START Exercise input
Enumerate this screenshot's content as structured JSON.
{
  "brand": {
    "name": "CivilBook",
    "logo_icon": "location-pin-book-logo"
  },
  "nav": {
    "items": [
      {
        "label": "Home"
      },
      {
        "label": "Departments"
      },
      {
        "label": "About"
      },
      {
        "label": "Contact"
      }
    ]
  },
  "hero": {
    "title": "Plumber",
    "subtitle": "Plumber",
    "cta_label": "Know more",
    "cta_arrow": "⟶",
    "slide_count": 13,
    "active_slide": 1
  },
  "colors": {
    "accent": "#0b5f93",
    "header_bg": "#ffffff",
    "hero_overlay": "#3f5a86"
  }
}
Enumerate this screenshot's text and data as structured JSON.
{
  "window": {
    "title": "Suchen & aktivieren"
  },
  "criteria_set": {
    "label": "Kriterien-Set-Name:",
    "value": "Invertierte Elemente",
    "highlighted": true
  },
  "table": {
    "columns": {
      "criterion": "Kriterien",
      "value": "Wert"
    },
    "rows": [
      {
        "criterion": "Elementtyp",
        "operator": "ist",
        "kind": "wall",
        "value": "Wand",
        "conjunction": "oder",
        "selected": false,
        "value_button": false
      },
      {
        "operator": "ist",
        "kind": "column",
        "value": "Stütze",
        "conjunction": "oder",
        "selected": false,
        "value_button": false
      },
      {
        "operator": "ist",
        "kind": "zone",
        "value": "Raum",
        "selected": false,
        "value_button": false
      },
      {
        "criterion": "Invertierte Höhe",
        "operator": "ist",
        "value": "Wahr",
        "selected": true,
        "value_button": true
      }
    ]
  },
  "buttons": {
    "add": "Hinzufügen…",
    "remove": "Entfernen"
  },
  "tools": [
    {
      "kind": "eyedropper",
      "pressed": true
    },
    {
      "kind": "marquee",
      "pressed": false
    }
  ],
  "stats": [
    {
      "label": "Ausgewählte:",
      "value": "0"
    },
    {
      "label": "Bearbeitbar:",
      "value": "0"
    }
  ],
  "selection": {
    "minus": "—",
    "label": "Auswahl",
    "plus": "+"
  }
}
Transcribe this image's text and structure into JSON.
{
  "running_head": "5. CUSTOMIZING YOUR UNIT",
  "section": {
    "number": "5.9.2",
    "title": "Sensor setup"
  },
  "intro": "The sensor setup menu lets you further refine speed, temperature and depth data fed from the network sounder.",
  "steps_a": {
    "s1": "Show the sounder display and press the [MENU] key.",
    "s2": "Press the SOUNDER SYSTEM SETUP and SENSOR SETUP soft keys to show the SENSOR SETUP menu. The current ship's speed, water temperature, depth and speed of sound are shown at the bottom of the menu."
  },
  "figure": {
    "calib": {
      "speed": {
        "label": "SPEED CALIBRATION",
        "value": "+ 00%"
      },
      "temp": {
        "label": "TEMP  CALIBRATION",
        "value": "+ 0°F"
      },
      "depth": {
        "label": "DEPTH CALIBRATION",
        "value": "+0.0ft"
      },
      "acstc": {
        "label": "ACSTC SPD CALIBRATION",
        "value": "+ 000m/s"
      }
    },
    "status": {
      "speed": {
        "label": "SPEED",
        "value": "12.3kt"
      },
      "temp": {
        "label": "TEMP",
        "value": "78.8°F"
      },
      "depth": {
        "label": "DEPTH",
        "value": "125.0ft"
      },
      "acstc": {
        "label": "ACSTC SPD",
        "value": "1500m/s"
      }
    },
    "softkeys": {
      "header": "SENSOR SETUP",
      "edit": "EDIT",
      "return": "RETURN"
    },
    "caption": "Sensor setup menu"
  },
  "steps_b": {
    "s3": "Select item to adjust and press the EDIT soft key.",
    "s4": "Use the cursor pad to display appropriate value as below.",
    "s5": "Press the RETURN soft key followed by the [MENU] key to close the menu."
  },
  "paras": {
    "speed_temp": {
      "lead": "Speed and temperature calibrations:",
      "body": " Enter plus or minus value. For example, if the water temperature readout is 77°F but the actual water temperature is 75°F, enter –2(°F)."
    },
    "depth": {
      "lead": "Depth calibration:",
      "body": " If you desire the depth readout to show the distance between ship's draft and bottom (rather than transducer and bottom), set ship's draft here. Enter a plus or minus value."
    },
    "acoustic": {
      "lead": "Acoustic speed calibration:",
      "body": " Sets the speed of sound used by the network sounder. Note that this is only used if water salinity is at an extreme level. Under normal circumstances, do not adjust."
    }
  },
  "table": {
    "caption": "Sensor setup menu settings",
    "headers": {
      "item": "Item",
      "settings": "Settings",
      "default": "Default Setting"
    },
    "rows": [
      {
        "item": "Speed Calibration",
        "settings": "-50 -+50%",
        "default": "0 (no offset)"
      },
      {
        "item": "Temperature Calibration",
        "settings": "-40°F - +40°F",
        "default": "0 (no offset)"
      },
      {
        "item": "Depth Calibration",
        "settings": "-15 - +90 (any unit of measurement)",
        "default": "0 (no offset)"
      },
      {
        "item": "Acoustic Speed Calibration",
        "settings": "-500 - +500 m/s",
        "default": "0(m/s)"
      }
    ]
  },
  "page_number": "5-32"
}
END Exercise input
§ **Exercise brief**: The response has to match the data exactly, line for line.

§ **Expected answer**:
Enumerate this screenshot's content as structured JSON.
{
  "brand": {
    "name": "CivilBook",
    "logo_icon": "location-pin-book-logo"
  },
  "nav": {
    "items": [
      {
        "label": "Home"
      },
      {
        "label": "Departments"
      },
      {
        "label": "About"
      },
      {
        "label": "Contact"
      }
    ]
  },
  "hero": {
    "title": "Plumber",
    "subtitle": "Plumber",
    "cta_label": "Know more",
    "cta_arrow": "⟶",
    "slide_count": 13,
    "active_slide": 1
  },
  "colors": {
    "accent": "#0b5f93",
    "header_bg": "#ffffff",
    "hero_overlay": "#3f5a86"
  }
}
Enumerate this screenshot's text and data as structured JSON.
{
  "window": {
    "title": "Suchen & aktivieren"
  },
  "criteria_set": {
    "label": "Kriterien-Set-Name:",
    "value": "Invertierte Elemente",
    "highlighted": true
  },
  "table": {
    "columns": {
      "criterion": "Kriterien",
      "value": "Wert"
    },
    "rows": [
      {
        "criterion": "Elementtyp",
        "operator": "ist",
        "kind": "wall",
        "value": "Wand",
        "conjunction": "oder",
        "selected": false,
        "value_button": false
      },
      {
        "operator": "ist",
        "kind": "column",
        "value": "Stütze",
        "conjunction": "oder",
        "selected": false,
        "value_button": false
      },
      {
        "operator": "ist",
        "kind": "zone",
        "value": "Raum",
        "selected": false,
        "value_button": false
      },
      {
        "criterion": "Invertierte Höhe",
        "operator": "ist",
        "value": "Wahr",
        "selected": true,
        "value_button": true
      }
    ]
  },
  "buttons": {
    "add": "Hinzufügen…",
    "remove": "Entfernen"
  },
  "tools": [
    {
      "kind": "eyedropper",
      "pressed": true
    },
    {
      "kind": "marquee",
      "pressed": false
    }
  ],
  "stats": [
    {
      "label": "Ausgewählte:",
      "value": "0"
    },
    {
      "label": "Bearbeitbar:",
      "value": "0"
    }
  ],
  "selection": {
    "minus": "—",
    "label": "Auswahl",
    "plus": "+"
  }
}
Transcribe this image's text and structure into JSON.
{
  "running_head": "5. CUSTOMIZING YOUR UNIT",
  "section": {
    "number": "5.9.2",
    "title": "Sensor setup"
  },
  "intro": "The sensor setup menu lets you further refine speed, temperature and depth data fed from the network sounder.",
  "steps_a": {
    "s1": "Show the sounder display and press the [MENU] key.",
    "s2": "Press the SOUNDER SYSTEM SETUP and SENSOR SETUP soft keys to show the SENSOR SETUP menu. The current ship's speed, water temperature, depth and speed of sound are shown at the bottom of the menu."
  },
  "figure": {
    "calib": {
      "speed": {
        "label": "SPEED CALIBRATION",
        "value": "+ 00%"
      },
      "temp": {
        "label": "TEMP  CALIBRATION",
        "value": "+ 0°F"
      },
      "depth": {
        "label": "DEPTH CALIBRATION",
        "value": "+0.0ft"
      },
      "acstc": {
        "label": "ACSTC SPD CALIBRATION",
        "value": "+ 000m/s"
      }
    },
    "status": {
      "speed": {
        "label": "SPEED",
        "value": "12.3kt"
      },
      "temp": {
        "label": "TEMP",
        "value": "78.8°F"
      },
      "depth": {
        "label": "DEPTH",
        "value": "125.0ft"
      },
      "acstc": {
        "label": "ACSTC SPD",
        "value": "1500m/s"
      }
    },
    "softkeys": {
      "header": "SENSOR SETUP",
      "edit": "EDIT",
      "return": "RETURN"
    },
    "caption": "Sensor setup menu"
  },
  "steps_b": {
    "s3": "Select item to adjust and press the EDIT soft key.",
    "s4": "Use the cursor pad to display appropriate value as below.",
    "s5": "Press the RETURN soft key followed by the [MENU] key to close the menu."
  },
  "paras": {
    "speed_temp": {
      "lead": "Speed and temperature calibrations:",
      "body": " Enter plus or minus value. For example, if the water temperature readout is 77°F but the actual water temperature is 75°F, enter –2(°F)."
    },
    "depth": {
      "lead": "Depth calibration:",
      "body": " If you desire the depth readout to show the distance between ship's draft and bottom (rather than transducer and bottom), set ship's draft here. Enter a plus or minus value."
    },
    "acoustic": {
      "lead": "Acoustic speed calibration:",
      "body": " Sets the speed of sound used by the network sounder. Note that this is only used if water salinity is at an extreme level. Under normal circumstances, do not adjust."
    }
  },
  "table": {
    "caption": "Sensor setup menu settings",
    "headers": {
      "item": "Item",
      "settings": "Settings",
      "default": "Default Setting"
    },
    "rows": [
      {
        "item": "Speed Calibration",
        "settings": "-50 -+50%",
        "default": "0 (no offset)"
      },
      {
        "item": "Temperature Calibration",
        "settings": "-40°F - +40°F",
        "default": "0 (no offset)"
      },
      {
        "item": "Depth Calibration",
        "settings": "-15 - +90 (any unit of measurement)",
        "default": "0 (no offset)"
      },
      {
        "item": "Acoustic Speed Calibration",
        "settings": "-500 - +500 m/s",
        "default": "0(m/s)"
      }
    ]
  },
  "page_number": "5-32"
}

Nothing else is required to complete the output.